Classical - Released October 26, 2018 | Warner Classics

Booklet

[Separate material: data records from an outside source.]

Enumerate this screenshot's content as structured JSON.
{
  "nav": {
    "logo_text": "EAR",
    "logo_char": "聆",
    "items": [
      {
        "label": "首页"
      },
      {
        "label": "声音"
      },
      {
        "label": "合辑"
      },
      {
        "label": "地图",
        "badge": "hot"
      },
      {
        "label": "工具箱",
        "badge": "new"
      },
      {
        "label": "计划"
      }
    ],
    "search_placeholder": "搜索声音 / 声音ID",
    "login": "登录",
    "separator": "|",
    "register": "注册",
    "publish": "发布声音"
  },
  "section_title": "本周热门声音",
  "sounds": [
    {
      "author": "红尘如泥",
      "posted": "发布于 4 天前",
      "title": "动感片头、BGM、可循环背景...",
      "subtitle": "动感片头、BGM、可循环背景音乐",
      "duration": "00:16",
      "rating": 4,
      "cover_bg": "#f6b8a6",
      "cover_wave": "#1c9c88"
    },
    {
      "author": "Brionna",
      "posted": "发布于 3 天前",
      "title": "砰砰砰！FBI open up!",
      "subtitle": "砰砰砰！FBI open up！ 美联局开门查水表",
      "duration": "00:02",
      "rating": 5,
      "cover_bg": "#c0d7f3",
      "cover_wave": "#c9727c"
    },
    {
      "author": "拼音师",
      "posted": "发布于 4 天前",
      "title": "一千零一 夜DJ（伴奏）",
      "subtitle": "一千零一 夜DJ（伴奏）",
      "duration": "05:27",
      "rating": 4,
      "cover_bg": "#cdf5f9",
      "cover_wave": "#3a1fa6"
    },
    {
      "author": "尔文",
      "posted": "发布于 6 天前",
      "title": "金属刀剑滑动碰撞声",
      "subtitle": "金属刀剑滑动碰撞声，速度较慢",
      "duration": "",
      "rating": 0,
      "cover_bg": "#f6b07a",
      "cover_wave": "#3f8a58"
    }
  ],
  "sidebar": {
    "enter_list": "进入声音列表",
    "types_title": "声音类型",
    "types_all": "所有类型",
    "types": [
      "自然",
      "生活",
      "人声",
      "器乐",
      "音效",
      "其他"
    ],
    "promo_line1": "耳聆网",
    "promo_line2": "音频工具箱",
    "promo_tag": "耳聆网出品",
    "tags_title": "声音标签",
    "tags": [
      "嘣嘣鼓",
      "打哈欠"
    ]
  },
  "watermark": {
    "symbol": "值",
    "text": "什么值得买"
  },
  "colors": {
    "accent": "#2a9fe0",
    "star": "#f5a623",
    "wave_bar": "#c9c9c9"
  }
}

Judged by the period instrumentation, the small orchestra of strings and continuo, the historically informed interpretations of violinists Shunske Sato and Zefira Valova, and the ensemble Il Pomo d'Oro, this recording of Johann Sebastian Bach's violin concertos will likely interest connoisseurs of performances in the Baroque style, as well as casual listeners. However, because the venue for this recording is extremely resonant and the audio seemingly boosted in the mix, a first impression is that the ensemble is twice as big as it really is, and that the textures are inadvertently muddied, neither of which is expected of a well-produced recording by early music standards. If listeners can get past the acoustics and actually hear the nuances in Sato's playing, as well as the ensemble's skillful but understated accompaniment, then the experience is at least pleasurable, if not as pristine as might be desired. Sato plays the Concerto No. 1 in A minor, BWV 1041 and the Concerto No. 2 in E major, BWV 1042, and is joined by Valova in the Concerto in D minor for two violins, BWV 1043. Also included is the reconstructed Concerto No. 5 in G minor, BWV 1056R, which is a transposed arrangement by Johann Nikolaus Forkel, based the Harpsichord Concerto No. 5 in F minor, BWV 1056, which in turn was probably based on a lost concerto for violin or oboe. Violinists have some flexibility in including this work, though Sato seems to have a special love for it, so his energy and emotional involvement sell it. © TiVo